The Allegheny County Health Department was recently awarded a $1.85 million grant from the CDC to address Alzheimer's and dementia in the county. Photo by on Freepik.

Almost 12% of Allegheny County residents 65 and older are coping with Alzheimer’s disease and even more are affected by dementia.

To address the growing concern as the population ages, the Centers for Disease Control and Prevention recently awarded $1.85 million to the Allegheny County Health Department and its partners to aid residents impacted by these diseases. 

The effort is supported by the federal Building Our Largest Dementia (BOLD) Infrastructure for Alzheimer’s Act. Partners in the local effort include the Allegheny County Department of Human Services’ Area Agency on Aging, Age-Friendly Greater Pittsburgh, Dementia-Friendly Greater Pittsburgh, Alzheimer’s Association Greater Pennsylvania Chapter, and the Jewish Healthcare Foundation’s Dementia Friendly Pennsylvania initiative.

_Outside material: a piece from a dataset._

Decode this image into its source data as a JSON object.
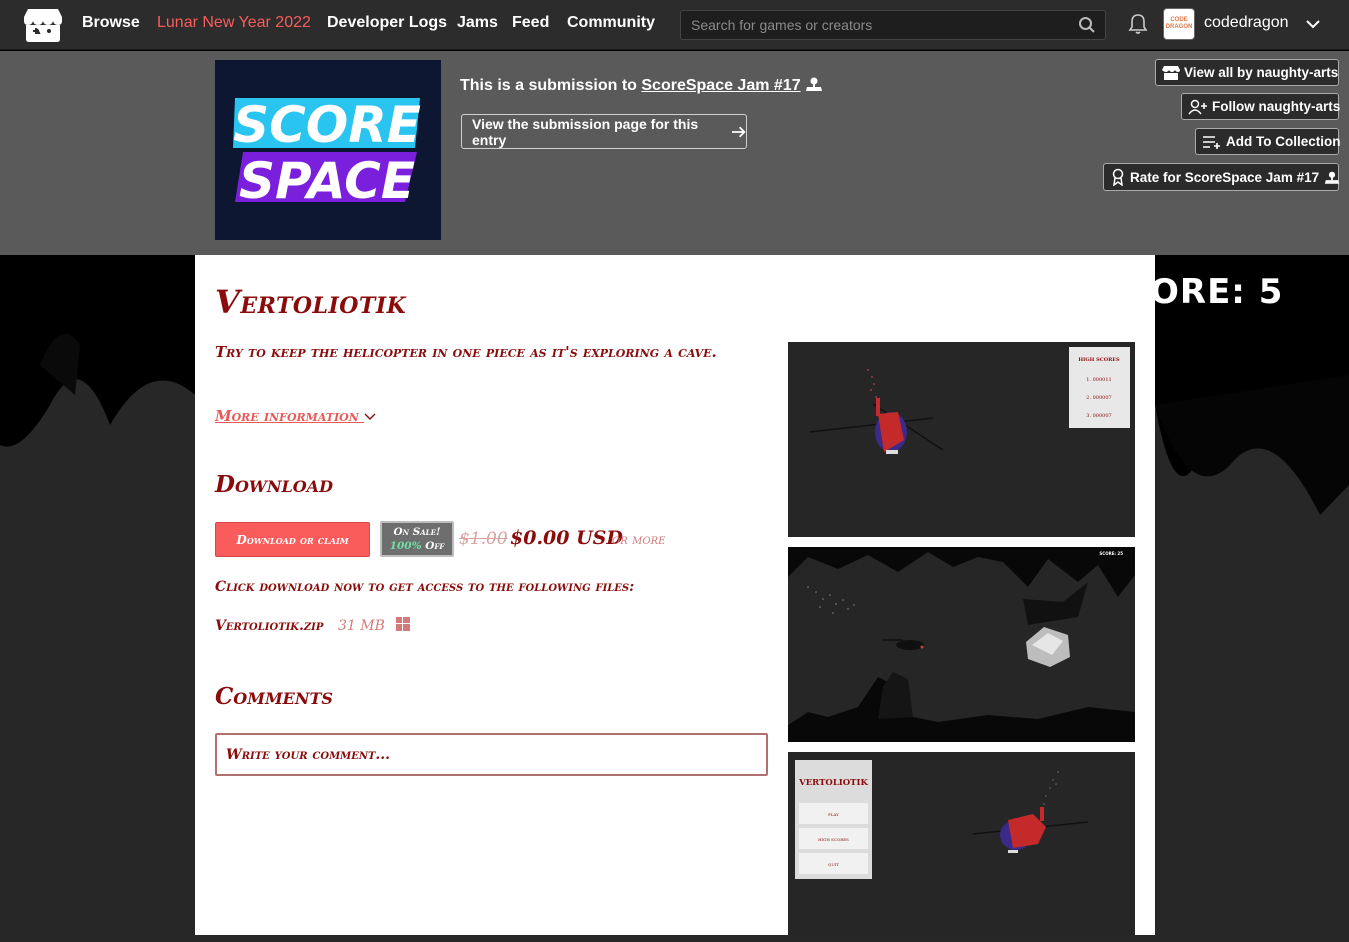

Dr. Jim Weeden is the county’s healthy aging administrator and the local BOLD grant coordinator. 

“As our country continues to age, we know Alzheimer’s tends to impact older adults,” he says. “So it’s really important to get out in front of this and address some of the health disparities and social determinants that can lead to Alzheimer’s and dementia.”

The five-year BOLD grant establishes three Public Health Centers of Excellence, provides funds to support 43 public health departments, and increases data analysis and timely reporting of the diseases.

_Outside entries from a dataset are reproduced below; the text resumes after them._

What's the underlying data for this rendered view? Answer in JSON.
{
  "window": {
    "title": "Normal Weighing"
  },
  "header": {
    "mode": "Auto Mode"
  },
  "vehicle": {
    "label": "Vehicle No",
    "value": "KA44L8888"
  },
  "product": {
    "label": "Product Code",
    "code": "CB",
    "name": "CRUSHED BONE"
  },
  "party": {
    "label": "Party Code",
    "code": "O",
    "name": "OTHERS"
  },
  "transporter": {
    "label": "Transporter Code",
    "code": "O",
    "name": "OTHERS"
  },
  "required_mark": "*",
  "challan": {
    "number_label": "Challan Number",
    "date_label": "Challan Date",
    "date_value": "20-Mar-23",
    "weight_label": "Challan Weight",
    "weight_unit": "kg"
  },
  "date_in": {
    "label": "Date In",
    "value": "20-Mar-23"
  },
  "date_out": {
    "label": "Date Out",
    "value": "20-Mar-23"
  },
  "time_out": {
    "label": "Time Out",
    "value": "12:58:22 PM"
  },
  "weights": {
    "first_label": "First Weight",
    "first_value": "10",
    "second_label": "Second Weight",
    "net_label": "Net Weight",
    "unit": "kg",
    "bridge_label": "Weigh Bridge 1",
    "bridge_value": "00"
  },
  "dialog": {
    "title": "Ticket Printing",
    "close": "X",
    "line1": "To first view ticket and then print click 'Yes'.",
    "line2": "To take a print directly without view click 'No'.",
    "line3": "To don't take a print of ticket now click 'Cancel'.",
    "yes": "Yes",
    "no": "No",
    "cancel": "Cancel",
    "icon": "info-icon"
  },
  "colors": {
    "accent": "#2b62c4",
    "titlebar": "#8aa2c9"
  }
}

There is a particular focus on Black and low-income communities. 

According to the Alzheimer’s Association, Black Americans are twice as likely as older white Americans to develop Alzheimer’s or other dementia. While higher rates of cardiovascular disease may play a role, it is still unclear what causes the higher incidences of the disease. And only 20% of Black Americans say they have no barriers to excellent Alzheimer’s and dementia care. Black Americans are also 35% less likely to be diagnosed with Alzheimer’s and dementia than white patients

Weeden says the first two years of the grant will be focused on developing a strategic plan.

“We want to be strategic in how we use this funding,” he says. “We’ll work with our partners to create a strategic plan on how to address the social determinants and health disparities that relate to Alzheimer’s disease. Not only for the individual who’s been diagnosed but also for the caregivers, because they’re highly impacted by this.”

Over the next five years, the coalition will plan various activities ranging from community outreach events, professional educational events, and dissemination of information and resources. 

Dementia-Friendly Greater Pittsburgh offers a variety of programs, including Dementia Friendly @ Work trainings for local businesses, community organizations and workplaces to designate them as “Committed to Being Dementia Friendly.” Photo by Lifestylememory on Freepik.

Dementia-Friendly Greater Pittsburgh is one project organized by Age-Friendly Greater Pittsburgh. Age-Friendly’s projects are tied to their five working groups, which focus on transportation, housing, digital access, workforce and dementia.

Deanna Page is co-chair of Dementia-Friendly Greater Pittsburgh and a care coordinator at Dementia360. 

“Some of us work for aging providers or dementia support providers,” she says. “Some of us are just community members or caregivers of someone living with dementia. We’re all volunteers that come together to improve awareness and engagement in our community about dementia.”

They also offer Dementia Friendly @ Work trainings to local businesses, community organizations and workplaces to designate them as “Committed to Being Dementia Friendly.”

“This helps people living with dementia and their care partners in our community recognize businesses that offer a dementia-friendly environment and approach to those they serve,” Page says. “We’ve done a few of these trainings recently with local churches, gyms, banks, etc.”

The average cost of a home health aid for dementia was $27 per hour in 2021. Page says that many people cannot afford care or do not qualify for financial support so the grant will help them access the resources they need to age gracefully.

“This grant will enable us to really hear from the community about what areas they are still needing assistance with,” Page adds. “Where are the gaps? We can really fill those holes to help support people living with dementia. “

The health department specifies that this initiative fits within the county’s Plan for a Healthier Allegheny, which ties into the goal of reducing disparities that impact life expectancy and disparities connected to chronic disease.

“Our goal is to help lower the rates of people who are diagnosed,” Weeden adds. “This will help the caregivers as well. There’s a lot of stress on the caregivers caring for people with Alzheimer’s disease and dementia.”

A Pittsburgh native, Ethan is a freelance journalist interested in telling the stories of people doing great things to build community and sustainability. Ethan served as Editor-in-Chief of Allegheny College's newspaper, The Campus.